L.O.T.I.O.N. Multinational Corporation, photographed by Matt Carroll
It was a decent year for live music. The Middle East continued to host the occasional knockout bill for old school standard-bearers like Negative Approach, Sheer Terror, Eyehategod, and Chameleons Vox. ONCE had a good year, too. Bands like Giuda, Dawn Ray’d, Clan of Xymox, and Jerome’s Dream put in stellar sets in the ballroom, but the real action was mostly in the lounge where groups like Heterofobia and Rubella Ballet performed with an immediacy the bigger room tends to lack. In fact, the most fun shows were almost always happening in less traditional venues. Scumraid and Physique played one of the best gigs of the year above a Chinese restaurant, and a social club for old Greek men hosted the majority of my favorite performances of 2019, including Condor, Sexpill, Bruised, Low Vision, and Golden Pelicans.
Pandemix, photographed by Matt Carroll
A lot of the new albums I was drawn to this year had a stripped down and understated folksiness to them. Maybe I was looking for sounds atavistic enough to connect me to something deeper than everyday life, or maybe it’s nostalgia for an age perceived to be simpler. Maybe I just needed something laid back to help keep my blood pressure in check. Who knows? At any rate, Jessica Pratt’s Quiet Signs was a career high, as was local hero Doug Tuttle’s Dream Road. Bill Orcutt went electric for Odds Against Tomorrow and yet it was more traditionally tuneful than any of his acoustic output. New Model Army released From Here, their best in over a decade, and Justin Sullivan and co’s particular strain of anthemic post-punk has always had a certain folksy campfire singalong vibe to my ears. Ruth Garbus’ Kleinmeister was a peculiar and beguiling listen. I could go on and on.
Doug Tuttle, photographed by Matt Carroll
On the more aggro side, you had monster releases like World Wide W.E.B. by L.O.T.I.O.N. Multinational Corporation, a postindustrial gabber punk brain-blazer. Low Life’s Downer EDN bristled with confrontational energy. Local legends like The Proletariat and up-and-comers like Pandemix and High Command did the region proud. Stunning Luxury by Snapped Ankles had a jerky, nervous energy and a few guaranteed dancefloor fillers. Hardcore wrecking crew Game managed to top their near-perfect debut with the incendiary followup No One Wins. The Wraith maintained the title of “best deathrock band in America” with their long-awaited full length Gloom Ballet. Again, this list could extend for pages and pages.

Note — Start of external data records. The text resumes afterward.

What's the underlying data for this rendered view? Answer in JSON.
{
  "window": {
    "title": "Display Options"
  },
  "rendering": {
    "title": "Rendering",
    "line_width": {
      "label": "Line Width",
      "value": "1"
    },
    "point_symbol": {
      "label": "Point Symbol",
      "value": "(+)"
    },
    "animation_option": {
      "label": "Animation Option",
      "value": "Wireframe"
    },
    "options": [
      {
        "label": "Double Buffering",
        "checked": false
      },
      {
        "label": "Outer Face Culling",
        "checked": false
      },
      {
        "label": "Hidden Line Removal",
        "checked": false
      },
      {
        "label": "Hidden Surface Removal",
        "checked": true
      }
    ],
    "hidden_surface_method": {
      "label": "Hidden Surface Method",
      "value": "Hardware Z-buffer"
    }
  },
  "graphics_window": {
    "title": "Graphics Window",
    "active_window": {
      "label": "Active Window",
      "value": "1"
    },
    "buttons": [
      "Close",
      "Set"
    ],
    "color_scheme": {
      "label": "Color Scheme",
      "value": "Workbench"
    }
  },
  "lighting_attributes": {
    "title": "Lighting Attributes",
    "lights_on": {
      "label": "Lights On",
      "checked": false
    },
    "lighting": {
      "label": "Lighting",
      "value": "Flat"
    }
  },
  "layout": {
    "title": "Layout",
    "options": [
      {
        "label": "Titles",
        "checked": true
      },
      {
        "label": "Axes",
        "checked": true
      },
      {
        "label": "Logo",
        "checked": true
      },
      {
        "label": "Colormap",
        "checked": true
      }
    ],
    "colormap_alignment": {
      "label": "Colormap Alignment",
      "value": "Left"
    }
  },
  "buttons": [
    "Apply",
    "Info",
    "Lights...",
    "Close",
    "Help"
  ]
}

There was plenty that doesn’t fit into the above categories too, and plenty more that does, but you know what? How about you just hit shuffle and give a listen to the playlist I’ve embedded here for your perusal. 600 bangers from 2019. Music from six continents and infinite genres. You’ll probably find something you like in there, unless you’re some sort of joyless asshole. Happy 2020. I wish you all good fortune in the wars to come.